In managing a brand portfolio, you shouldn’t ‘rob Peter to pay Paul’.  You want a portfolio of strong brands.  You don’t want a few stellar performers and other brands which struggle, sucking up hard-fought income.  Mars recently took steps to streamline its portfolio focusing on those brands which it considered market leaders.

It is standard practice to position brands so that they don’t compete with one another.  Brands must be designed to fit particular market segments.  Thus, each brand in a portfolio should be able to grow strong. Citroen Peugeot has to mass brands and innovation is key to both.  To focus innovation budgets on one brand would destroy the other.  There are no non-innovative brands in the car market.

A brand portfolio should not represent a history of product development and acquisition.  They represent a strategy of global market domination.  Why did Coca Cola pay a billion dollars for the Orangina brand; a geographically local brand.  It wasn’t because Coke lacked an orange soft drink (they own the Fanta brand).  Coke bought Orangina because Pepsi didn’t have an orange soft drink in their brand portfolio and to cover this gap relied upon a distribution deal with………….Orangina.  Coca Cola’s purchase of Orangina denied Pepsi a foothold in the Orange-flavoured soft drink segment.

Your brand portfolio is like pieces on a chessboard and it should be used strategically to defend your market position and to attack your competitors.  Each brand should stick to its defined strategic role.  Fighter brands are like pawns defending your king; your star brand.

Some brands will have a financial role providing income for other marketing activities.  Others will be banner brands which are closely related to, and bear the name of the brand owner.

Flanker brands, your knights and rooks prevent your opponents attacking your star brand indirectly.

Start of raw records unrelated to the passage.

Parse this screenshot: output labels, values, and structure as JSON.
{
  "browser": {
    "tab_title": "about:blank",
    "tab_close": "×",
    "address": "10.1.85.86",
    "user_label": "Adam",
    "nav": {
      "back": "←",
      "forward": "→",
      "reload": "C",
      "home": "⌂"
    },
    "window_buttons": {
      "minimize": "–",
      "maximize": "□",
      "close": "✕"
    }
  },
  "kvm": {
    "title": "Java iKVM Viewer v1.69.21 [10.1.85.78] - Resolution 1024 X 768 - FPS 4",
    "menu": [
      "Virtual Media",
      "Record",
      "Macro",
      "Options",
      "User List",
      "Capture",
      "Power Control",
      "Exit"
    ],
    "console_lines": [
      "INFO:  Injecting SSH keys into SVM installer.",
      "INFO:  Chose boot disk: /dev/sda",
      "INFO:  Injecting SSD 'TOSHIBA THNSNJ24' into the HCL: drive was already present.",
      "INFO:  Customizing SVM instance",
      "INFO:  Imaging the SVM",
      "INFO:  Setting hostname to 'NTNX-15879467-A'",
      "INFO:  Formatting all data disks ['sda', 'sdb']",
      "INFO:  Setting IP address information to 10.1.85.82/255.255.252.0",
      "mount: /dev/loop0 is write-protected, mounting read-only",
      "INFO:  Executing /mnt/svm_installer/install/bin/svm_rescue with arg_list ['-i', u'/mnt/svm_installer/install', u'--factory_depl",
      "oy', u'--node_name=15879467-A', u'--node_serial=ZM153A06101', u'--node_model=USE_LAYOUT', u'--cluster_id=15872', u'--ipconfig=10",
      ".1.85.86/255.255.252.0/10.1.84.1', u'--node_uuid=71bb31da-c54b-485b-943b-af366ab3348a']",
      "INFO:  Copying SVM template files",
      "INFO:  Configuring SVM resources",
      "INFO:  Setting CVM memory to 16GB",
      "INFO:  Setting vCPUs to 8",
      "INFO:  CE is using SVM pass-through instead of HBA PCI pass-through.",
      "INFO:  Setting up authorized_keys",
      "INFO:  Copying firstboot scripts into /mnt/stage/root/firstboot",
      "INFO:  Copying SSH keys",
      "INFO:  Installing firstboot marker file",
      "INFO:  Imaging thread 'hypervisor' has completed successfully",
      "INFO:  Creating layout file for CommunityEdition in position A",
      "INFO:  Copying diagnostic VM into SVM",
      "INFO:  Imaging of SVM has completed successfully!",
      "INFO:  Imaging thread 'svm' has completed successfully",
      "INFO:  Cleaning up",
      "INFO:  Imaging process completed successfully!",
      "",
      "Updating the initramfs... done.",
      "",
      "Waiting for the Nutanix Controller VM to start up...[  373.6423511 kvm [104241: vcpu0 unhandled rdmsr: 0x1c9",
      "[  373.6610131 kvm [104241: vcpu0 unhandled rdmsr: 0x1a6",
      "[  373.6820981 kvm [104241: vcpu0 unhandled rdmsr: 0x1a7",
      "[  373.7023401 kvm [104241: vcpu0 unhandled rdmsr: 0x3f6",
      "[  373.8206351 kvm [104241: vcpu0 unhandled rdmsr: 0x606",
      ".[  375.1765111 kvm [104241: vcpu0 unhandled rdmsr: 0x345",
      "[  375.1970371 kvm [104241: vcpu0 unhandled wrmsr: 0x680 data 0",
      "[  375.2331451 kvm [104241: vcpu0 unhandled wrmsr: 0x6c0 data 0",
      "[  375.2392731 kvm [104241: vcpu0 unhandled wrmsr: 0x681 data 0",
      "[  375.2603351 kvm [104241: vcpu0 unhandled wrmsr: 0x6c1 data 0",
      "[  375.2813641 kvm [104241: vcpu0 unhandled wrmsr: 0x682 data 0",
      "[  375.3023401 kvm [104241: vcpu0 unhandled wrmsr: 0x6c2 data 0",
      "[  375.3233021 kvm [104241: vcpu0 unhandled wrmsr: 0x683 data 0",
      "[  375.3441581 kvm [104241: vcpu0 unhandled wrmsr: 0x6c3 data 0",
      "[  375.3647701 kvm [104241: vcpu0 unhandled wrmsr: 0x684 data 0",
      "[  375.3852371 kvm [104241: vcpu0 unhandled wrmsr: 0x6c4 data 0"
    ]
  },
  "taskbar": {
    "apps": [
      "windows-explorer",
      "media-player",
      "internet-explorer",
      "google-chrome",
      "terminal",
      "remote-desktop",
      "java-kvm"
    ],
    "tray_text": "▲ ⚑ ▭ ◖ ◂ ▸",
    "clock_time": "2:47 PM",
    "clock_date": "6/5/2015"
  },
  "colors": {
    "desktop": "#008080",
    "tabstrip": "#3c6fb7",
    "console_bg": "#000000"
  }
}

Some brands will be attack brands taking on your competitors. On the chessboard of competition these are your Queen and Bishops.

Some firms design their portfolios as parent and child brands.  Each child brand has a specialised role.  Nivea have their traditional face cream but they also have thirteen child brands each with its own strategic intent.  It can be disastrous to purchase a parent brand and not to purchase its children.

All brands have a tendency to duplicate innovations and strategies. This can erode brand identity as effort is applied to create economies of scale.  This tendency must be avoided. Brands are designed to target particular customer segments within a market. If brands become indistinguishable from one another, that targeted appeal may be lost.

For firms such as Volkswagen Group.  Volkswagen, Audi, Skoda and Seat vehicles all come off the same production lines and share the same platforms.  Seat and Skoda have been pushed up market.  To ensure that each of these brands retains its individuality visual attributes have to retain distinct difference.  Design is playing an increasingly important role in brand management.

Managing a brand portfolio is a game of three-dimensional chess.  It takes continuous supervision and strategic control to ensure and maintain success.